Following a settlement, California prisons will no longer implement lockdowns based on the race of inmates.
Posted at 2:11 PM, Oct 23, 2014

Following a legal settlement, California prisons will no longer separate inmates based on race. 

Previously, prisoners in the California prison system were isolated by race during lockdowns, a practice officials claimed allowed them to conduct investigations after violent episodes. Prison gangs, they said, are often race-based. (Video via PBS)

But in a civil rights lawsuit brought against the California Department of Corrections and Rehabilitation in 2008, inmates claimed race was being used as a stand-in for gang involvement. (Video via Al Jazeera)

The lawsuit stems from a 2006 incident at California's High Desert State Prison, where a group of black inmates attacked two prison guards. As a result, the prison went into an extended lockdown.

BILL GRIFFITH, KGTV: "For the next 14 months after that, all African-American prisoners there were forced to stay in one wing without the outdoor time or prison jobs."

In the settlement, the state agreed to determine which prisoners would be locked down on an individual basis. 

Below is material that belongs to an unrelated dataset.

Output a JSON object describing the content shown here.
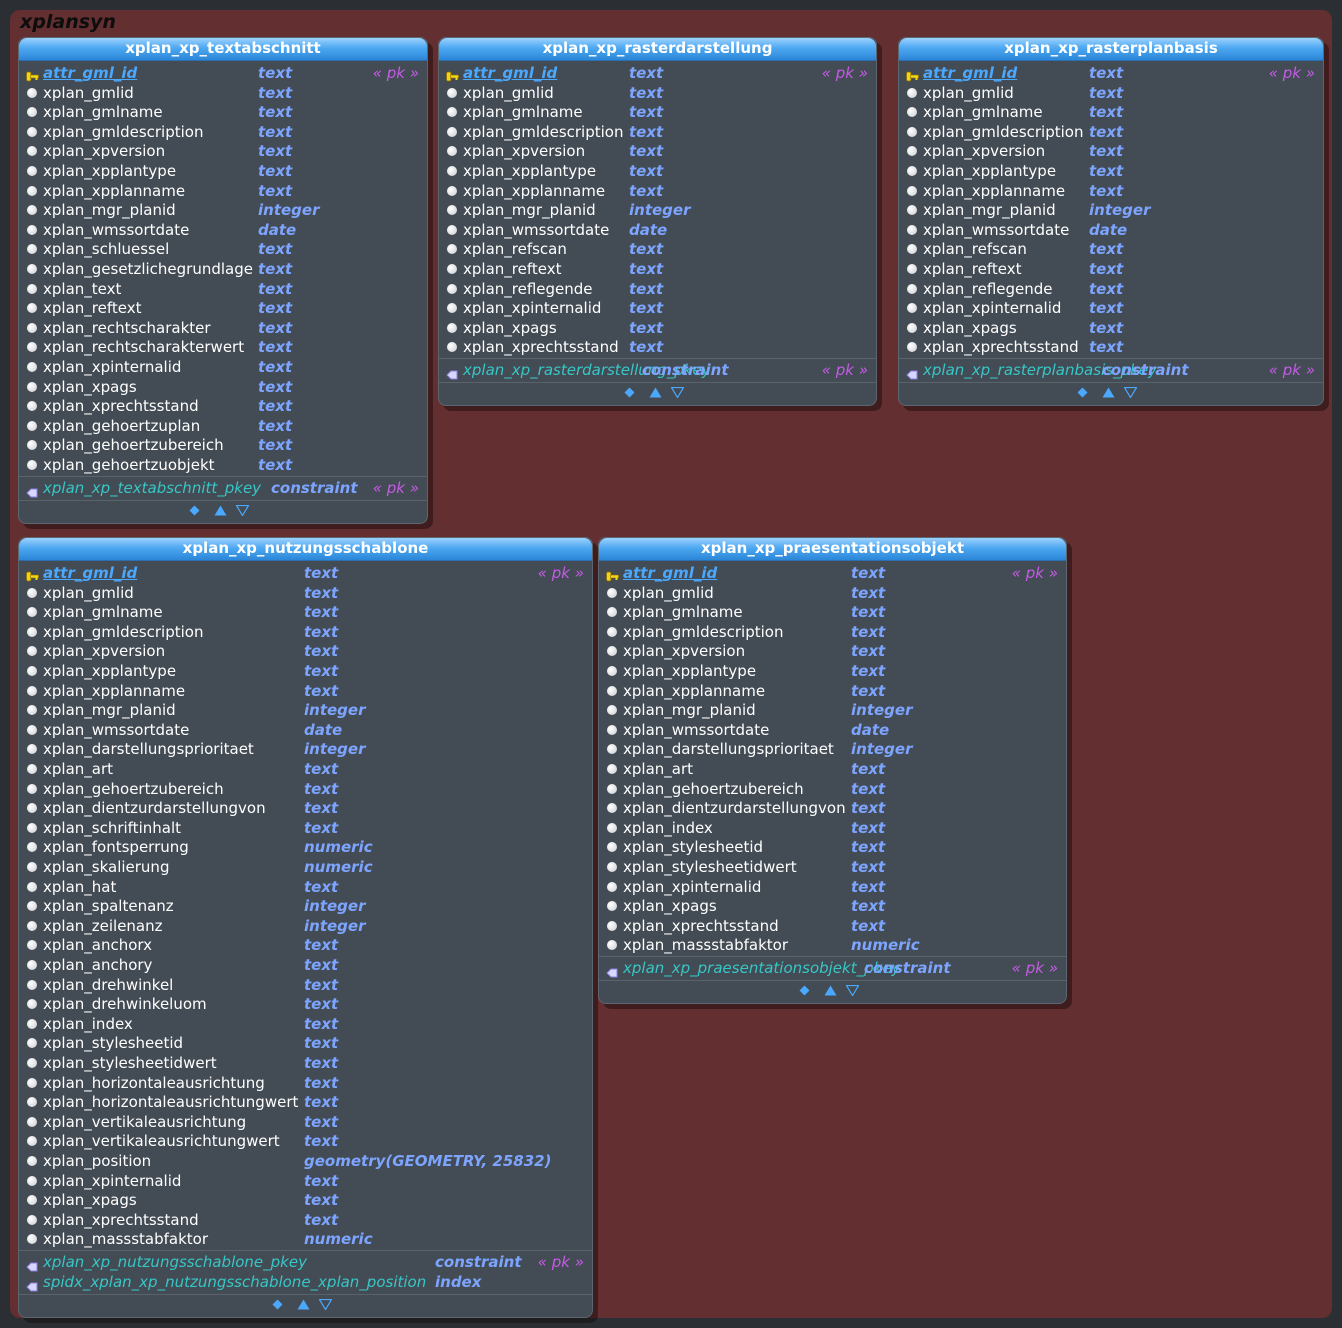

The lawsuit was initially filed by a single inmate who was locked down after the incident. Soon other inmates joined the suit. 

Then last year the Department of Justice intervened in the case on behalf of the inmates, saying: "The race based lockdown policy cannot survive strict scrutiny under the Fourteenth Amendment."

And earlier this summer, the case was granted class-action status.

The settlement is just one in a series of recent high-profile court cases involving the California prison system. 

Earlier this year a federal judge ruled the state's death penalty unconstitutional. That case has made its way to the Supreme Court. 

And in 2011 the Supreme Court ordered the state to release more than 30,000 prisoners from its overcrowded system.

Lawyers representing the inmates as well as California Corrections Department officials both praised the settlement, which now goes to a federal judge for final approval.

This video includes images from Getty Images.